Thus, we have a generation who were taught to be entitled. Simon Sinek was right when he said the bitterness of millennials was through no fault of their own. They were “raised” to be like this. The parents are also at fault for teaching something wrong.
In the end, the question is, what to do about it? Sure, we can blame parents and “oldies.” But it is not their responsibility for picking up our lives. It is your own. The best way to oppose the “old fuddy-duddies” is to not be like them. You knew you were taught wrong, so you must now correct your beliefs and ideas, and start practicing the right ones. This includes accepting that you don’t need to be rich or have other people obey you to be happy or fulfilled. You may want to help others, but aside from that, you must also learn to help yourself. Undo the influence of entitlement and mendicancy on your life. Accept that you can’t always have things your way, and that it’s not a sign of weakness or final failure in life. Stop dreaming too big, such as solving world hunger or worrying about hungry kids from Africa unless you could quickly fly over and start a feeding program at once. If you can’t, stop beating yourself – and others – over it, and focus on what’s already near you. Be realistic.

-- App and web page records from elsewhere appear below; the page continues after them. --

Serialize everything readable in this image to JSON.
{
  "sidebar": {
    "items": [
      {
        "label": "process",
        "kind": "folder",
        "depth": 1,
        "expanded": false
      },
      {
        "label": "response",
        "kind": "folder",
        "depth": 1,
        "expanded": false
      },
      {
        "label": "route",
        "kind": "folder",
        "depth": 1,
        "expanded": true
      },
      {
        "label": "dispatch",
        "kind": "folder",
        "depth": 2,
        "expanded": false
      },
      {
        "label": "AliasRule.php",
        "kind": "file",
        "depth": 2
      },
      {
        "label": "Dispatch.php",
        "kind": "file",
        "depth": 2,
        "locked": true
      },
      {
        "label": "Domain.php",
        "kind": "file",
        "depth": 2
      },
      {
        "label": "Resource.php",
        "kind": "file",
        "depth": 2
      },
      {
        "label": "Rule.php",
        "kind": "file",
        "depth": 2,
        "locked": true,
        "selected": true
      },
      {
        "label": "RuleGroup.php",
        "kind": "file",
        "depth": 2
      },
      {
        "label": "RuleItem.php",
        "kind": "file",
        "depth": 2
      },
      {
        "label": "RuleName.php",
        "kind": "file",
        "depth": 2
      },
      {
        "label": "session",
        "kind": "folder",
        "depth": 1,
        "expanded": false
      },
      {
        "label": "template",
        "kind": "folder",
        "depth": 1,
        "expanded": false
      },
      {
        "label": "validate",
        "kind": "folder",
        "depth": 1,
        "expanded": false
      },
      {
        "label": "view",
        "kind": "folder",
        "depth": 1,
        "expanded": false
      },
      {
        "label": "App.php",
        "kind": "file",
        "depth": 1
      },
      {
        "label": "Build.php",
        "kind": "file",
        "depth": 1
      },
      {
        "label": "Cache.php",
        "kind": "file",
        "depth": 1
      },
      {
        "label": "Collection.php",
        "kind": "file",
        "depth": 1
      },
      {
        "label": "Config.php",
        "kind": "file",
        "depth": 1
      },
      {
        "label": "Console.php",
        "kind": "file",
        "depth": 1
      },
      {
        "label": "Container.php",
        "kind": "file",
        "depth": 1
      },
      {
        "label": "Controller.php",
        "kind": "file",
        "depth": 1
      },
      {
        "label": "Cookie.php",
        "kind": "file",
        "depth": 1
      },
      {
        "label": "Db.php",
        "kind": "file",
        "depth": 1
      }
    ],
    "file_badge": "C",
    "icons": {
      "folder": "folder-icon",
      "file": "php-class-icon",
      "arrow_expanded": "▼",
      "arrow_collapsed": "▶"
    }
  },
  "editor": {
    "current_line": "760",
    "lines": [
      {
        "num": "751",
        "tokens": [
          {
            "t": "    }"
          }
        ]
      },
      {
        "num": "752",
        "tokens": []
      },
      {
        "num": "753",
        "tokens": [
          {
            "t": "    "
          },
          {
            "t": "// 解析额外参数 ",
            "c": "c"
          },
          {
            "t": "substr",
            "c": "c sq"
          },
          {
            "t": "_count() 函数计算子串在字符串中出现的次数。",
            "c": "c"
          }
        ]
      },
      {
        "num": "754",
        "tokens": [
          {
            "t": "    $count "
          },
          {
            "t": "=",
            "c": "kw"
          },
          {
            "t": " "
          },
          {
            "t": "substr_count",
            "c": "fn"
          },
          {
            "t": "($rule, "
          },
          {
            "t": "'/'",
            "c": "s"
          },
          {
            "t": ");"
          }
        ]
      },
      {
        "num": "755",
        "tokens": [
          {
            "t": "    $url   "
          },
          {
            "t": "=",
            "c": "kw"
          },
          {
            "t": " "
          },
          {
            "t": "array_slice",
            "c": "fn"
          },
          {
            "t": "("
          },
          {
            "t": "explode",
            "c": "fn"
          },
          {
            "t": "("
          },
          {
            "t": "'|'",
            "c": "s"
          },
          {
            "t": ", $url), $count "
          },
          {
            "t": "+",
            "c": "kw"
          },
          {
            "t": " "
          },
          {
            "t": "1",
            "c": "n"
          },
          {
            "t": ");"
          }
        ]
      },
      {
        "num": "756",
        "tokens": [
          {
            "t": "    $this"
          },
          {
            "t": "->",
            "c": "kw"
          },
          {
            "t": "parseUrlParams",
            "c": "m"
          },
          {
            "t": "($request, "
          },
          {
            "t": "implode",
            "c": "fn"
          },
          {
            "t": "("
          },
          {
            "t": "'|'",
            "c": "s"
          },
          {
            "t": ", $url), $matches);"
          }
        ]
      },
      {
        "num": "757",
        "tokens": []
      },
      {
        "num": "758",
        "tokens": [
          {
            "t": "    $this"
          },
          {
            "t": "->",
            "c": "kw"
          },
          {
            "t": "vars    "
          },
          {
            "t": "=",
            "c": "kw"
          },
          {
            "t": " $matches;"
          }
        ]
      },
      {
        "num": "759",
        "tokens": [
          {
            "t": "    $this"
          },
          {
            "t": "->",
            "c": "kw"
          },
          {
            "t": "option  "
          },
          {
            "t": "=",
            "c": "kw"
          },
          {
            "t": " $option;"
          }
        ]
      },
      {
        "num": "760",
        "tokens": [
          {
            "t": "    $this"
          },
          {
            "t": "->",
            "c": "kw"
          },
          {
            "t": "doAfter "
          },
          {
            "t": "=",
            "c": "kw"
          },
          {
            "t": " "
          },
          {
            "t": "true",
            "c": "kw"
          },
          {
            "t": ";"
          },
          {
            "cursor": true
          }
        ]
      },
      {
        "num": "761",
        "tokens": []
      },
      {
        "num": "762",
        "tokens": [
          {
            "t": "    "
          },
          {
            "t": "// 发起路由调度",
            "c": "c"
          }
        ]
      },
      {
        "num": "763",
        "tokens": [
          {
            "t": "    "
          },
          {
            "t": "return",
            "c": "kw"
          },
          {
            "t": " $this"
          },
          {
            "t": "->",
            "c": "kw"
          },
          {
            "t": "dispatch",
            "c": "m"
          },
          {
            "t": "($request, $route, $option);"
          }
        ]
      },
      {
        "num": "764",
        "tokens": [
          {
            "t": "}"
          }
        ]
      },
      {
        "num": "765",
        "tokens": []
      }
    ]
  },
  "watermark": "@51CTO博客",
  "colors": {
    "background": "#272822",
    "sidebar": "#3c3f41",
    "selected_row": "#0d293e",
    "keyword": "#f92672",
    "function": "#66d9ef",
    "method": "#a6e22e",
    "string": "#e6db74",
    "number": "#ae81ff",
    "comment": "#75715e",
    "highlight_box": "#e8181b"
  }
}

Let’s have another example, say, people who try to take a different lifestyle, such as just avoiding pork or being vegan. But they’re alone in a house full of voracious meat-eaters, who might even tease them for their “stupid” cause. They find it hard to follow their own rules. So they try to do something desperate – try to ban others from meat-eating. But that’s the stupid way of doing it, because it’s like “naghahanap ng karamay (looking for company in misery).” They feel like they’re changing the world, but they are actually just trying to make others like themselves. If they’re really serious about their cause, they’ll soldier on and do something like buy their own food or set up their own environment where they can carry on their lifestyle. Better to get a job, move out and have their own space where they can do what they want. But when they can’t, they lash back at the world for it, which doesn’t help anyway.
Blaming the old generation can also be misguided. For example, we have Jover Laurio, who attacks president Duterte as an “oldie” who’s the cause of all the problems in the Philippines. But it was recently revealed that she was paid to do it. She was paid to take advantage of bitterness and manipulate it for political reasons.
The old generation will pass on, while this generation has the chance to retain the older generation’s ideas or have their own way. They will also grow old and pass their ideas to a newer generation. This is the chance where they can undo the damage done by wrong beliefs and corrupt traditions. This means letting go of bitterness, and never letting it be a main motivator of our lives. It also includes changing the mindset that there should be a hegemony over the world that other people should follow. There should be no more of this desire to impose hegemony. SJWs want this hegemony because they assume “capitalists” forced this hegemony, so they want to reverse it and put themselves on top. But that makes them no better than who they hate. It’s better to discourage any sort of hegemony and promote respect of individuality and differences.